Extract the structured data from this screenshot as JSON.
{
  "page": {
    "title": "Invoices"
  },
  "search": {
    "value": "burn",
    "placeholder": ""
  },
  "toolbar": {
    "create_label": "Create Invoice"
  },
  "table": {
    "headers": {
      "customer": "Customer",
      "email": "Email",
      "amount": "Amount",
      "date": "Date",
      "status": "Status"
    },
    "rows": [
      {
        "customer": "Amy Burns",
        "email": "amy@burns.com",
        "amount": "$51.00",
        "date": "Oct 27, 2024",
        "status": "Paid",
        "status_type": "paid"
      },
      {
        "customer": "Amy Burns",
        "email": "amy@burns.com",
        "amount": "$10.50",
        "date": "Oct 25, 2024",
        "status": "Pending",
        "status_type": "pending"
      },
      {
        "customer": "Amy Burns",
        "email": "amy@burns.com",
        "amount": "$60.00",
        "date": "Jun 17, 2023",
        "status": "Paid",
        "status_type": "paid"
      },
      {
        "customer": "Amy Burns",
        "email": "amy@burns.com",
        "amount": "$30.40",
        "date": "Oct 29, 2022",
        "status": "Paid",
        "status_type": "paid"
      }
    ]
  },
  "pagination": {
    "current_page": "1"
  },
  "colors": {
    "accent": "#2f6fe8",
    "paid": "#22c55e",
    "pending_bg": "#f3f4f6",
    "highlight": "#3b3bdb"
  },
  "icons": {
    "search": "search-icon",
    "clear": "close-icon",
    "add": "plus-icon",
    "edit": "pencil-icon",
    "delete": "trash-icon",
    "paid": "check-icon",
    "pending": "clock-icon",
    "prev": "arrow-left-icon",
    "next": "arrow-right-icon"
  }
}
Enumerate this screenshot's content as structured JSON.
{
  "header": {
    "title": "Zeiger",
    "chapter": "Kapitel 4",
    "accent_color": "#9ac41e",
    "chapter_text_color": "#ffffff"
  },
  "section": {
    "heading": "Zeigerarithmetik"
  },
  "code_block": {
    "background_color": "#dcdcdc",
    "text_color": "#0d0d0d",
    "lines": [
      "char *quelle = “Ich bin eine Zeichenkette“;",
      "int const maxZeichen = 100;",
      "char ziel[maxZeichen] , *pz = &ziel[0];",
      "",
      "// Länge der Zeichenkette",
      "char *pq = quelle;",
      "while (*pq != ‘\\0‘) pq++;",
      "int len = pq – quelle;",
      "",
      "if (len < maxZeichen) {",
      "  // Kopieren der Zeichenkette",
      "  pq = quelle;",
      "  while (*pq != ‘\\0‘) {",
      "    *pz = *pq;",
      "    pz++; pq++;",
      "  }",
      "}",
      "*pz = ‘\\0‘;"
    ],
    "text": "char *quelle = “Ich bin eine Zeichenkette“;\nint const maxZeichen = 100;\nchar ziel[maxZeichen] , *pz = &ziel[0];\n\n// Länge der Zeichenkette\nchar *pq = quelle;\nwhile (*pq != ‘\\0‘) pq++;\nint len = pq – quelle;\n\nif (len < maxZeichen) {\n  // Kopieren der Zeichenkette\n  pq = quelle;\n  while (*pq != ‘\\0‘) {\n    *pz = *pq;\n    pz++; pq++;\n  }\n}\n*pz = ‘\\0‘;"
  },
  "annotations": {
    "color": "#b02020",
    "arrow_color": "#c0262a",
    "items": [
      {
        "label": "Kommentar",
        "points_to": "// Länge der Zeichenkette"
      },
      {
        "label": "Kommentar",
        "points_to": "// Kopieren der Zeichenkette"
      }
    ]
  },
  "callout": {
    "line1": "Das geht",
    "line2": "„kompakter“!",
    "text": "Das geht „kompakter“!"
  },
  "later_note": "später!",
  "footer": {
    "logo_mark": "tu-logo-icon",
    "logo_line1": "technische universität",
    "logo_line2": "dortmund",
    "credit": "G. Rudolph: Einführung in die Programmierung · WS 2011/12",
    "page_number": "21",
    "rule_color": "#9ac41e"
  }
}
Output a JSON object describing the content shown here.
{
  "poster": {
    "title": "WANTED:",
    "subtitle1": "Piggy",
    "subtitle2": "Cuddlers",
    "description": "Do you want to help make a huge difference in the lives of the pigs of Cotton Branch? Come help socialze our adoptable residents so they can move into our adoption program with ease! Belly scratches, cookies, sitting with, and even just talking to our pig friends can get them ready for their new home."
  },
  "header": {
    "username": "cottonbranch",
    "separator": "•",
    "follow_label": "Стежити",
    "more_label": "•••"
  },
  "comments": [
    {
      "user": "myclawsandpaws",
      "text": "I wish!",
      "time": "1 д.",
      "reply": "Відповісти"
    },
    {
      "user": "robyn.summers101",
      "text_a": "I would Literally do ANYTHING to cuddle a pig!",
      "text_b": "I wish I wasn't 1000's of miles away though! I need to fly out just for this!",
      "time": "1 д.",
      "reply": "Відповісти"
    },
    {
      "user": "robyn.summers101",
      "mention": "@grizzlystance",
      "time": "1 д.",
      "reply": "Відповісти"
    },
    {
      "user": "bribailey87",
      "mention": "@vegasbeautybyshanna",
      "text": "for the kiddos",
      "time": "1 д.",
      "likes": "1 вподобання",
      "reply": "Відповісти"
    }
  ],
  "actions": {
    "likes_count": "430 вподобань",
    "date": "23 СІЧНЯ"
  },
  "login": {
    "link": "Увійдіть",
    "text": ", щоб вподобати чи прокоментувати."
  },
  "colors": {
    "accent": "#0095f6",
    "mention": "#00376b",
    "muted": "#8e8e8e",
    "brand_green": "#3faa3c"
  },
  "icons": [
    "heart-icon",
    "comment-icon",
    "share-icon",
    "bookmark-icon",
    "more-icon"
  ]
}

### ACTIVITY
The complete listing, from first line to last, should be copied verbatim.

### WRITTEN ANSWER
Extract the structured data from this screenshot as JSON.
{
  "page": {
    "title": "Invoices"
  },
  "search": {
    "value": "burn",
    "placeholder": ""
  },
  "toolbar": {
    "create_label": "Create Invoice"
  },
  "table": {
    "headers": {
      "customer": "Customer",
      "email": "Email",
      "amount": "Amount",
      "date": "Date",
      "status": "Status"
    },
    "rows": [
      {
        "customer": "Amy Burns",
        "email": "amy@burns.com",
        "amount": "$51.00",
        "date": "Oct 27, 2024",
        "status": "Paid",
        "status_type": "paid"
      },
      {
        "customer": "Amy Burns",
        "email": "amy@burns.com",
        "amount": "$10.50",
        "date": "Oct 25, 2024",
        "status": "Pending",
        "status_type": "pending"
      },
      {
        "customer": "Amy Burns",
        "email": "amy@burns.com",
        "amount": "$60.00",
        "date": "Jun 17, 2023",
        "status": "Paid",
        "status_type": "paid"
      },
      {
        "customer": "Amy Burns",
        "email": "amy@burns.com",
        "amount": "$30.40",
        "date": "Oct 29, 2022",
        "status": "Paid",
        "status_type": "paid"
      }
    ]
  },
  "pagination": {
    "current_page": "1"
  },
  "colors": {
    "accent": "#2f6fe8",
    "paid": "#22c55e",
    "pending_bg": "#f3f4f6",
    "highlight": "#3b3bdb"
  },
  "icons": {
    "search": "search-icon",
    "clear": "close-icon",
    "add": "plus-icon",
    "edit": "pencil-icon",
    "delete": "trash-icon",
    "paid": "check-icon",
    "pending": "clock-icon",
    "prev": "arrow-left-icon",
    "next": "arrow-right-icon"
  }
}
Enumerate this screenshot's content as structured JSON.
{
  "header": {
    "title": "Zeiger",
    "chapter": "Kapitel 4",
    "accent_color": "#9ac41e",
    "chapter_text_color": "#ffffff"
  },
  "section": {
    "heading": "Zeigerarithmetik"
  },
  "code_block": {
    "background_color": "#dcdcdc",
    "text_color": "#0d0d0d",
    "lines": [
      "char *quelle = “Ich bin eine Zeichenkette“;",
      "int const maxZeichen = 100;",
      "char ziel[maxZeichen] , *pz = &ziel[0];",
      "",
      "// Länge der Zeichenkette",
      "char *pq = quelle;",
      "while (*pq != ‘\\0‘) pq++;",
      "int len = pq – quelle;",
      "",
      "if (len < maxZeichen) {",
      "  // Kopieren der Zeichenkette",
      "  pq = quelle;",
      "  while (*pq != ‘\\0‘) {",
      "    *pz = *pq;",
      "    pz++; pq++;",
      "  }",
      "}",
      "*pz = ‘\\0‘;"
    ],
    "text": "char *quelle = “Ich bin eine Zeichenkette“;\nint const maxZeichen = 100;\nchar ziel[maxZeichen] , *pz = &ziel[0];\n\n// Länge der Zeichenkette\nchar *pq = quelle;\nwhile (*pq != ‘\\0‘) pq++;\nint len = pq – quelle;\n\nif (len < maxZeichen) {\n  // Kopieren der Zeichenkette\n  pq = quelle;\n  while (*pq != ‘\\0‘) {\n    *pz = *pq;\n    pz++; pq++;\n  }\n}\n*pz = ‘\\0‘;"
  },
  "annotations": {
    "color": "#b02020",
    "arrow_color": "#c0262a",
    "items": [
      {
        "label": "Kommentar",
        "points_to": "// Länge der Zeichenkette"
      },
      {
        "label": "Kommentar",
        "points_to": "// Kopieren der Zeichenkette"
      }
    ]
  },
  "callout": {
    "line1": "Das geht",
    "line2": "„kompakter“!",
    "text": "Das geht „kompakter“!"
  },
  "later_note": "später!",
  "footer": {
    "logo_mark": "tu-logo-icon",
    "logo_line1": "technische universität",
    "logo_line2": "dortmund",
    "credit": "G. Rudolph: Einführung in die Programmierung · WS 2011/12",
    "page_number": "21",
    "rule_color": "#9ac41e"
  }
}
Output a JSON object describing the content shown here.
{
  "poster": {
    "title": "WANTED:",
    "subtitle1": "Piggy",
    "subtitle2": "Cuddlers",
    "description": "Do you want to help make a huge difference in the lives of the pigs of Cotton Branch? Come help socialze our adoptable residents so they can move into our adoption program with ease! Belly scratches, cookies, sitting with, and even just talking to our pig friends can get them ready for their new home."
  },
  "header": {
    "username": "cottonbranch",
    "separator": "•",
    "follow_label": "Стежити",
    "more_label": "•••"
  },
  "comments": [
    {
      "user": "myclawsandpaws",
      "text": "I wish!",
      "time": "1 д.",
      "reply": "Відповісти"
    },
    {
      "user": "robyn.summers101",
      "text_a": "I would Literally do ANYTHING to cuddle a pig!",
      "text_b": "I wish I wasn't 1000's of miles away though! I need to fly out just for this!",
      "time": "1 д.",
      "reply": "Відповісти"
    },
    {
      "user": "robyn.summers101",
      "mention": "@grizzlystance",
      "time": "1 д.",
      "reply": "Відповісти"
    },
    {
      "user": "bribailey87",
      "mention": "@vegasbeautybyshanna",
      "text": "for the kiddos",
      "time": "1 д.",
      "likes": "1 вподобання",
      "reply": "Відповісти"
    }
  ],
  "actions": {
    "likes_count": "430 вподобань",
    "date": "23 СІЧНЯ"
  },
  "login": {
    "link": "Увійдіть",
    "text": ", щоб вподобати чи прокоментувати."
  },
  "colors": {
    "accent": "#0095f6",
    "mention": "#00376b",
    "muted": "#8e8e8e",
    "brand_green": "#3faa3c"
  },
  "icons": [
    "heart-icon",
    "comment-icon",
    "share-icon",
    "bookmark-icon",
    "more-icon"
  ]
}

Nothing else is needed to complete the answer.